### What to produce
The answer must be an exact copy of every entry.

### Provided records
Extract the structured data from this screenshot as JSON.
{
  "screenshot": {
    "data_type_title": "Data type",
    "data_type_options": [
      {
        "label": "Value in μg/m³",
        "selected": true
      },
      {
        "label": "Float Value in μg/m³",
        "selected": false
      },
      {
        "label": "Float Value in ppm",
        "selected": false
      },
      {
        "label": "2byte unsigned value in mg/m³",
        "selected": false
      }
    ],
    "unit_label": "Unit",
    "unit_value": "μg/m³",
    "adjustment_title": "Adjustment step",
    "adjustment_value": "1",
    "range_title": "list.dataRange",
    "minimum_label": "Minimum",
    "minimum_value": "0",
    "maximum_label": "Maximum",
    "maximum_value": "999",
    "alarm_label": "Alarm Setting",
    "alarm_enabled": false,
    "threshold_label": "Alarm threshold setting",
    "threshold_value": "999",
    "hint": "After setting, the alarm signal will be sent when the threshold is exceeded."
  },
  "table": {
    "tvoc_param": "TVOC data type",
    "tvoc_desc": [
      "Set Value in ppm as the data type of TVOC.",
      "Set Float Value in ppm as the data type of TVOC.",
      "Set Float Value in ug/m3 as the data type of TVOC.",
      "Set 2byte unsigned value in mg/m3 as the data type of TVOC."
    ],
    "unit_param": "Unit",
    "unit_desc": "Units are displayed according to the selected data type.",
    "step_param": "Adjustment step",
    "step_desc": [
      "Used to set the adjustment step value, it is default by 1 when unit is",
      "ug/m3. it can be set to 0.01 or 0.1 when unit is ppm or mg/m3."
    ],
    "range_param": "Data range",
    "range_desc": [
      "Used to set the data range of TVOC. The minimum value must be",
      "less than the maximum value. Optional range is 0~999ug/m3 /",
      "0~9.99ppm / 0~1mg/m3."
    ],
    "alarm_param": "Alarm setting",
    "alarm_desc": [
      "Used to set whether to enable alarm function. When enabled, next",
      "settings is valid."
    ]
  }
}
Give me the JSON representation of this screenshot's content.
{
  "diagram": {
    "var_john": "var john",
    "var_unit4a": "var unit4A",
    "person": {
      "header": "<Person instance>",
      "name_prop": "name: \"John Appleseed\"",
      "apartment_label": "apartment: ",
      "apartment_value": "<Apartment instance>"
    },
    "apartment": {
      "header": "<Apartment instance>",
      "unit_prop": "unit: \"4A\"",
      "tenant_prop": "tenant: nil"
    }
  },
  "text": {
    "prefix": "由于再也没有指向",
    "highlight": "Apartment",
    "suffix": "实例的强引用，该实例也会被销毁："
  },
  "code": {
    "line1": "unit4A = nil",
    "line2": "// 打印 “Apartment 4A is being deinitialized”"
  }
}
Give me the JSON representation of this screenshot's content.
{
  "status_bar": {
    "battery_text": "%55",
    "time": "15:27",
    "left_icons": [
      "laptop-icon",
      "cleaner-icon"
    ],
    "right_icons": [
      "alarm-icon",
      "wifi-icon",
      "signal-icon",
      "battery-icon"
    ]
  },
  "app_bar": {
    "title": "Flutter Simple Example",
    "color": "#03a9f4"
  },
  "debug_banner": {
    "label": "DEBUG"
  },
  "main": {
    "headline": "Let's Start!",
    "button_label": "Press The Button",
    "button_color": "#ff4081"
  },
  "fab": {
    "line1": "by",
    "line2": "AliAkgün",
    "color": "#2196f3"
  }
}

### Worked solution
Extract the structured data from this screenshot as JSON.
{
  "screenshot": {
    "data_type_title": "Data type",
    "data_type_options": [
      {
        "label": "Value in μg/m³",
        "selected": true
      },
      {
        "label": "Float Value in μg/m³",
        "selected": false
      },
      {
        "label": "Float Value in ppm",
        "selected": false
      },
      {
        "label": "2byte unsigned value in mg/m³",
        "selected": false
      }
    ],
    "unit_label": "Unit",
    "unit_value": "μg/m³",
    "adjustment_title": "Adjustment step",
    "adjustment_value": "1",
    "range_title": "list.dataRange",
    "minimum_label": "Minimum",
    "minimum_value": "0",
    "maximum_label": "Maximum",
    "maximum_value": "999",
    "alarm_label": "Alarm Setting",
    "alarm_enabled": false,
    "threshold_label": "Alarm threshold setting",
    "threshold_value": "999",
    "hint": "After setting, the alarm signal will be sent when the threshold is exceeded."
  },
  "table": {
    "tvoc_param": "TVOC data type",
    "tvoc_desc": [
      "Set Value in ppm as the data type of TVOC.",
      "Set Float Value in ppm as the data type of TVOC.",
      "Set Float Value in ug/m3 as the data type of TVOC.",
      "Set 2byte unsigned value in mg/m3 as the data type of TVOC."
    ],
    "unit_param": "Unit",
    "unit_desc": "Units are displayed according to the selected data type.",
    "step_param": "Adjustment step",
    "step_desc": [
      "Used to set the adjustment step value, it is default by 1 when unit is",
      "ug/m3. it can be set to 0.01 or 0.1 when unit is ppm or mg/m3."
    ],
    "range_param": "Data range",
    "range_desc": [
      "Used to set the data range of TVOC. The minimum value must be",
      "less than the maximum value. Optional range is 0~999ug/m3 /",
      "0~9.99ppm / 0~1mg/m3."
    ],
    "alarm_param": "Alarm setting",
    "alarm_desc": [
      "Used to set whether to enable alarm function. When enabled, next",
      "settings is valid."
    ]
  }
}
Give me the JSON representation of this screenshot's content.
{
  "diagram": {
    "var_john": "var john",
    "var_unit4a": "var unit4A",
    "person": {
      "header": "<Person instance>",
      "name_prop": "name: \"John Appleseed\"",
      "apartment_label": "apartment: ",
      "apartment_value": "<Apartment instance>"
    },
    "apartment": {
      "header": "<Apartment instance>",
      "unit_prop": "unit: \"4A\"",
      "tenant_prop": "tenant: nil"
    }
  },
  "text": {
    "prefix": "由于再也没有指向",
    "highlight": "Apartment",
    "suffix": "实例的强引用，该实例也会被销毁："
  },
  "code": {
    "line1": "unit4A = nil",
    "line2": "// 打印 “Apartment 4A is being deinitialized”"
  }
}
Give me the JSON representation of this screenshot's content.
{
  "status_bar": {
    "battery_text": "%55",
    "time": "15:27",
    "left_icons": [
      "laptop-icon",
      "cleaner-icon"
    ],
    "right_icons": [
      "alarm-icon",
      "wifi-icon",
      "signal-icon",
      "battery-icon"
    ]
  },
  "app_bar": {
    "title": "Flutter Simple Example",
    "color": "#03a9f4"
  },
  "debug_banner": {
    "label": "DEBUG"
  },
  "main": {
    "headline": "Let's Start!",
    "button_label": "Press The Button",
    "button_color": "#ff4081"
  },
  "fab": {
    "line1": "by",
    "line2": "AliAkgün",
    "color": "#2196f3"
  }
}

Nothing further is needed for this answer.